Compost tea is compost that has been aerated in a bag with fine holes, this is placed in a reservoir or bucket for at least twenty-four hours to brew, usually with a fungal and microbe booster powder. You then broadcast the beneficial microorganisms in this liquid medium for powerful and easy inoculation onto the lawn.
This only has a shelf life of about 6 hours, so I don’t recommend ordering online or purchasing from a store so if you make it, don’t let it sit for too long.
Bran inoculated with EM mixed w/ molasses, this incredible combination of ingredients will keep your plants healthy and greener than ever. A lot of the same benefits of EM but more. You can even decompose kitchen scraps, bone, meat, and dairy in a small bucket in your kitchen to turn to a rich amendment within a month.
“Unamended sandy loam soil has a water holding capacity of 16%, while pure biochar can hold over 270% times its mass of water” — Ok-Youn Yu, Brian Raichle, and Sam Sink. Impact of biochar on the water holding capacity of loamy sand soil, 2013
These tiny pieces of charcoal are inoculated with biology and house incredible amounts of organisms, way more than you would usually find in the soil as well as retaining an extreme amount of water. Make sure to inoculate your biochar first if you are putting it on raw. You can bring it up to moisture with compost tea and/or EM, cover it, and let sit for a week, occasionally checking on it and bringing it back up to moisture with the same mix. Then it is ready to use. Applying non-inoculated charcoal that’s advertised as biochar can suck up the nutrients from your soil and lock them in so make sure you know what you’re getting.

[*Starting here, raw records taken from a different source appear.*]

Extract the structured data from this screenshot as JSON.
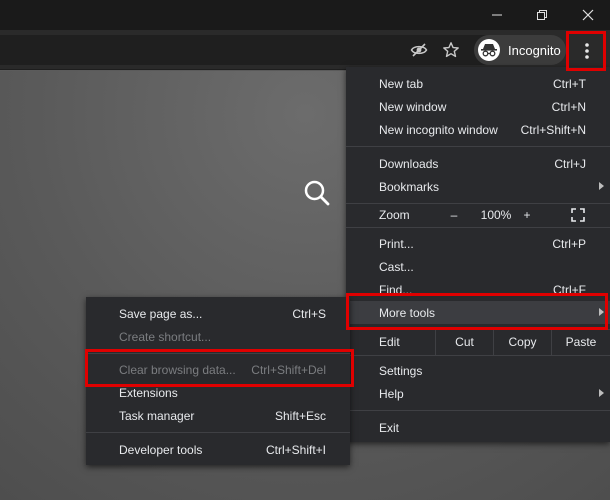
{
  "window": {
    "minimize_icon": "minimize-icon",
    "restore_icon": "restore-icon",
    "close_icon": "close-icon"
  },
  "toolbar": {
    "incognito_label": "Incognito",
    "icons": [
      "eye-off-icon",
      "star-icon",
      "incognito-icon",
      "kebab-menu-icon"
    ]
  },
  "page": {
    "search_icon": "search-icon"
  },
  "main_menu": {
    "new_tab": {
      "label": "New tab",
      "shortcut": "Ctrl+T"
    },
    "new_window": {
      "label": "New window",
      "shortcut": "Ctrl+N"
    },
    "new_incognito": {
      "label": "New incognito window",
      "shortcut": "Ctrl+Shift+N"
    },
    "downloads": {
      "label": "Downloads",
      "shortcut": "Ctrl+J"
    },
    "bookmarks": {
      "label": "Bookmarks"
    },
    "zoom": {
      "label": "Zoom",
      "minus": "–",
      "value": "100%",
      "plus": "+"
    },
    "print": {
      "label": "Print...",
      "shortcut": "Ctrl+P"
    },
    "cast": {
      "label": "Cast..."
    },
    "find": {
      "label": "Find...",
      "shortcut": "Ctrl+F"
    },
    "more_tools": {
      "label": "More tools"
    },
    "edit": {
      "label": "Edit",
      "cut": "Cut",
      "copy": "Copy",
      "paste": "Paste"
    },
    "settings": {
      "label": "Settings"
    },
    "help": {
      "label": "Help"
    },
    "exit": {
      "label": "Exit"
    }
  },
  "sub_menu": {
    "save_page": {
      "label": "Save page as...",
      "shortcut": "Ctrl+S"
    },
    "create_shortcut": {
      "label": "Create shortcut..."
    },
    "clear_data": {
      "label": "Clear browsing data...",
      "shortcut": "Ctrl+Shift+Del"
    },
    "extensions": {
      "label": "Extensions"
    },
    "task_manager": {
      "label": "Task manager",
      "shortcut": "Shift+Esc"
    },
    "dev_tools": {
      "label": "Developer tools",
      "shortcut": "Ctrl+Shift+I"
    }
  },
  "colors": {
    "menu_bg": "#292a2d",
    "highlight": "#e00000",
    "titlebar": "#1a1a1a"
  }
}
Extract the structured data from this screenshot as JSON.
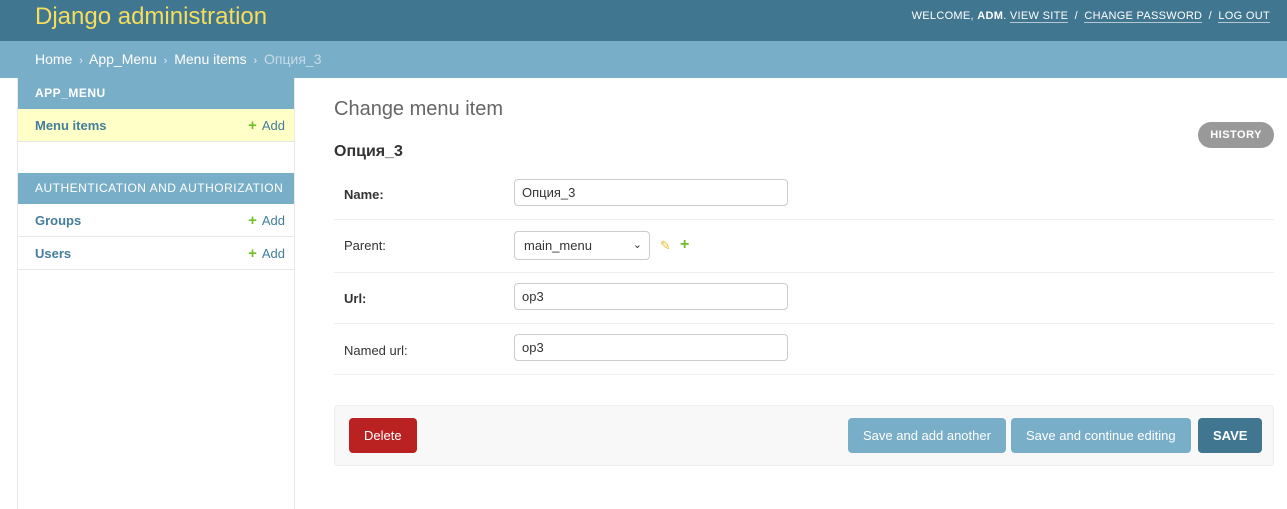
{
  "header": {
    "branding": "Django administration",
    "welcome": "WELCOME,",
    "username": "ADM",
    "links": {
      "view_site": "VIEW SITE",
      "change_password": "CHANGE PASSWORD",
      "log_out": "LOG OUT"
    },
    "separator": "/"
  },
  "breadcrumbs": {
    "items": [
      "Home",
      "App_Menu",
      "Menu items"
    ],
    "current": "Опция_3",
    "arrow": "›"
  },
  "sidebar": {
    "modules": [
      {
        "caption": "APP_MENU",
        "models": [
          {
            "name": "Menu items",
            "add": "Add"
          }
        ]
      },
      {
        "caption": "AUTHENTICATION AND AUTHORIZATION",
        "models": [
          {
            "name": "Groups",
            "add": "Add"
          },
          {
            "name": "Users",
            "add": "Add"
          }
        ]
      }
    ]
  },
  "content": {
    "title": "Change menu item",
    "history": "HISTORY",
    "object_title": "Опция_3",
    "fields": {
      "name": {
        "label": "Name:",
        "value": "Опция_3"
      },
      "parent": {
        "label": "Parent:",
        "value": "main_menu"
      },
      "url": {
        "label": "Url:",
        "value": "op3"
      },
      "named_url": {
        "label": "Named url:",
        "value": "op3"
      }
    },
    "buttons": {
      "delete": "Delete",
      "save_add_another": "Save and add another",
      "save_continue": "Save and continue editing",
      "save": "SAVE"
    }
  },
  "colors": {
    "header_bg": "#417690",
    "branding": "#f5dd5d",
    "breadcrumbs_bg": "#79aec8",
    "active_row": "#ffffc8",
    "delete": "#ba2121",
    "add_green": "#70bf2b"
  },
  "icons": {
    "breadcrumb_separator": "›",
    "add": "plus-icon",
    "change": "pencil-icon",
    "select_caret": "chevron-down-icon"
  }
}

These nitrogen-rich crops can be cut in place and left to fertilize the ground, in a compost pile, or to feed any animals that you would like to graze the lawn, which in turn will fertilize and re-mineralize the lawn through the manure. Just make sure to rake it out and water it if it looks too concentrated so you don’t burn your grass.
The home of purple non-sulfured bacteria (PNSB), the main ingredient in EM, these little worms may be the best thing that happened to your lawn if you happen to have any locals present. They’ll do a lot of work for you not only processing and releasing nutrients but aerating the soil as they travel through the ground.
Make sure not to introduce a different species of worms to your area as they can become invasive and displace the indigenous worms. This is an issue in North America with the introduction of the European worm into the native soils. Keep any non-indigenous worms in a separated raised bed to maintain balance.
The home of purple non-sulfured bacteria (PNSB), the main ingredient in EM, these little worms may be the best thing that happened to your lawn if you happen to have any locals present. They’ll do a lot of work for you not only processing and releasing nutrients but aerating the soil as they travel through the ground. Make sure not to introduce a different species of worms to your area as they can become invasive and displace the indigenous worms.
This is an issue in North America with the introduction of the European worm into the native soils. Keep any non-indigenous worms in a separated raised bed to maintain balance.
This will build Soil Organic Matter (SOM) and robust biology. Only applying compost as a fertilizer is a general nutrient enhancing approach, robust compost alone can enliven dead dirt rapidly and efficiently.
The best time to apply your organic lawn fertilizer is at the beginning of spring if you live in a cold temperate climate, or any time after you plant if you live in other climates.
EM Extension Recipe – To make an even larger amount of EM from a smaller amount